Crawley comes as a visual delight at three after two unorthodox openers. He announced himself with a crackling 267 in the last Test of the summer against Pakistan last year. However, since then he has averaged 10.25 in 12 Test innings. Only 21 runs have come from his bat in his last four Test innings at home.
Looking to be aggressive, Crawley has succumbed to full balls against right-arm pace as he has averaged 18.4 on the front foot in home Tests. Thus is he has averaged only 12 on full deliveries. On the other hand, hanging on the backfoot has never resulted in a dismissal.
Root’s downward spiral at home has hurt England in recent times. In addition to Root, five other English batsmen have scored 400+ runs at home since 2019. All of them averaged better than his 30.86 in this period.
He has struggled when the ball from the right-arm pacers has pitched in the 5-6 meter distance from the stumps and has thus averaged 19.9 on the front foot against pace. As a batsman who loves hanging back, this low average compares to 54 while he has played the ball on the back foot.
Pope’s case has been opposite to that of Crawley and Root. Immaculate with his Ian Bell-like drives, he has averaged a high 71.5 on the front foot against right-arm pacers. However, this average has dipped to 21 on the back foot.
Moreover, in the ongoing season, Pope has tried a new stance to assist his leg-side play. Taking a guard outside the off stump results in his leg stump being visible to the bowler and makes him an LBW candidate.
He has also averaged 15.5 against spin in England since 2019. This will have both Ravindra Jadeja and Ashwin vying for his wicket.
At home since 2019, Buttler has averaged the second-most among England’s expected top-six versus India. However, Crawley’s innings against Pakistan skews his numbers big time. Hence, one can say that Buttler has been the most consistent among them. But, an average of 36.8 from their most consistent batter is not inspiring.
14 out of the last 17 dismissals for Buttler in home Tests have been against right-arm pacers. Six of these have been bowled. As per the ball tracking data available, Buttler has averaged only 15.9 on the balls coming into him. This makes him vulnerable against all Indian pacers as it is their natural line of attack. In fact, all three – Jasprit Bumrah, Ishant Sharma and Mohammed Shami – dismissed him twice each in the 2018 series.
Coming to the thorn in India’s flesh from the 2018 series, Curran has not been a regular member of England’s Test side. However, the absence of Stokes might result in him playing most if not all of the five Tests.
In 13 innings in home Tests since his debut, Curran has averaged 33 which is impressive given his batting position.
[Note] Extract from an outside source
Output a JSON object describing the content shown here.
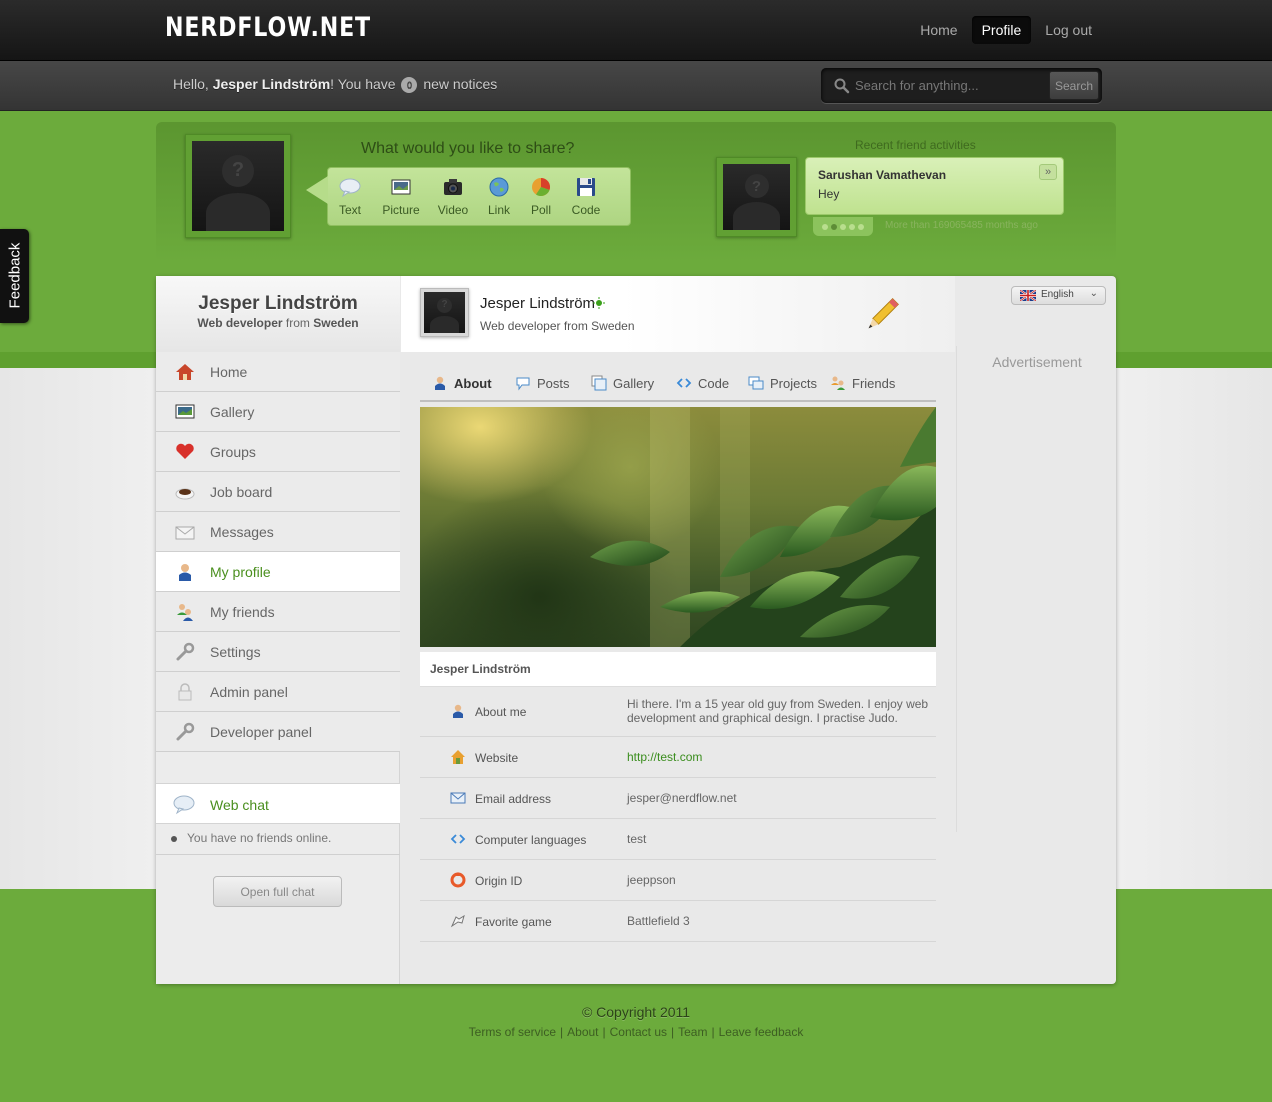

This average is above 31 against both right-arm pace and off-spin. Hence there is no pattern that India can target at the outset.
If at all, he has averaged 44.7 when the right-arm pacers have bowled around the wicket to him whereas this average has reduced to 24.5 from over the wicket. While England might have a fragile batting line-up, India’s ability to deal with Curran might be all that will matter.